The Galerie Mansart at the National Library in Paris has opened an exhibition of Edgar Degas' photographic works due to last until August 22nd 1999.
The invention of photography and its development soon became essential in the eyes of many artists of the 19th century who saw this new technique as a much useful tool to reach a new dimension regarding their way of working.
The invention photography proved lethal for miniature painters as most people were given the possibility of having their portraits produced in a much rapid and economic way.
This exhibition has revealed Degas' interest in photography and also in its use. Several of his shots were found in the archives of his family and friends such as the Halévy brothers or the poet Mallarmé while two photos of nudes were discovered at the Paris flea-market. These are being shown together with drawings or paintings in order to prove that Degas tried to use photographs as the basis of certain of his works.
Already in 1860, Degas drew his inspiration from certain photographic pictures to paint some of his works, notably portraits, but it was after reaching the age of 60 that he decided to use a camera for himself. Before coming to that stage, he had been interested in nude photos, which he had seen in the studios of many fellow-artists as well as the photographic works of Muybruidge on the movement of horses split up in series of snapshots.
Without receiving any lesson nor technical advice, he decided to use a camera, the first time in September 1895 in Saint-Valéry-sur-Somme where he took two views, his only known shots of landscapes.
The following year, he took some photos of models but here again, two shots have survived and many others remain to be discovered. These photos have nevertheless a close connection with his pastel, monotype and oil works as the exhibition tends to demonstrate.
However, no one is sure whether these shots were intended for the production of such works or simply as a test to judge of their results.

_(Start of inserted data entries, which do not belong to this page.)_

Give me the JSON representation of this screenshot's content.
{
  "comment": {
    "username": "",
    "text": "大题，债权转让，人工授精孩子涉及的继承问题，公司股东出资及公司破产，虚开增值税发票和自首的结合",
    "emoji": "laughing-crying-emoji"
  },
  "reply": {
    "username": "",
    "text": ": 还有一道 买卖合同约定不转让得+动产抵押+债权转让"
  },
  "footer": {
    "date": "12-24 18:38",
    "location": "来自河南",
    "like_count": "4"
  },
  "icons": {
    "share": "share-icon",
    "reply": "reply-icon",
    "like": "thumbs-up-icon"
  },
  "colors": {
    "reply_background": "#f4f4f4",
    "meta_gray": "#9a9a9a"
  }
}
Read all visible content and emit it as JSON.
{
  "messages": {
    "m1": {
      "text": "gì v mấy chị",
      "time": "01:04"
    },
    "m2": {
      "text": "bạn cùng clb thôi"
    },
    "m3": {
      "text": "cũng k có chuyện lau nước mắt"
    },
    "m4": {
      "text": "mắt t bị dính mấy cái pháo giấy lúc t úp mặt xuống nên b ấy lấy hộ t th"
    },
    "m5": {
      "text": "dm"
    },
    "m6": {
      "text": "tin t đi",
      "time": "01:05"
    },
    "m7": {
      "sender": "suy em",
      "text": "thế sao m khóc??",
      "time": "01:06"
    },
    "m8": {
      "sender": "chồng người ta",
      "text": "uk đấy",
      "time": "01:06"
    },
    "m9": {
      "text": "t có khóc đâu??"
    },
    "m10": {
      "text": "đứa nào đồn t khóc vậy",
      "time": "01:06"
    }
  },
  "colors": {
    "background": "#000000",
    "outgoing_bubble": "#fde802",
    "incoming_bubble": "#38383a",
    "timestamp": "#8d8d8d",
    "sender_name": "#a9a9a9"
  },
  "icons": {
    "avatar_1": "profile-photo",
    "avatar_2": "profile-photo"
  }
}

But one thing is for sure, Degas, in using a camera, behaved like the artist he was, playing with contrasts and light effects as in his graphic and painted works.
Degas used Mallarmé, the Halévy brothers, Renoir or himself as models for his photographic portraits, paying a close attention to the intensity of the images he produced and to Chiaroscuro effects while applying his own artistic ideas in using a camera.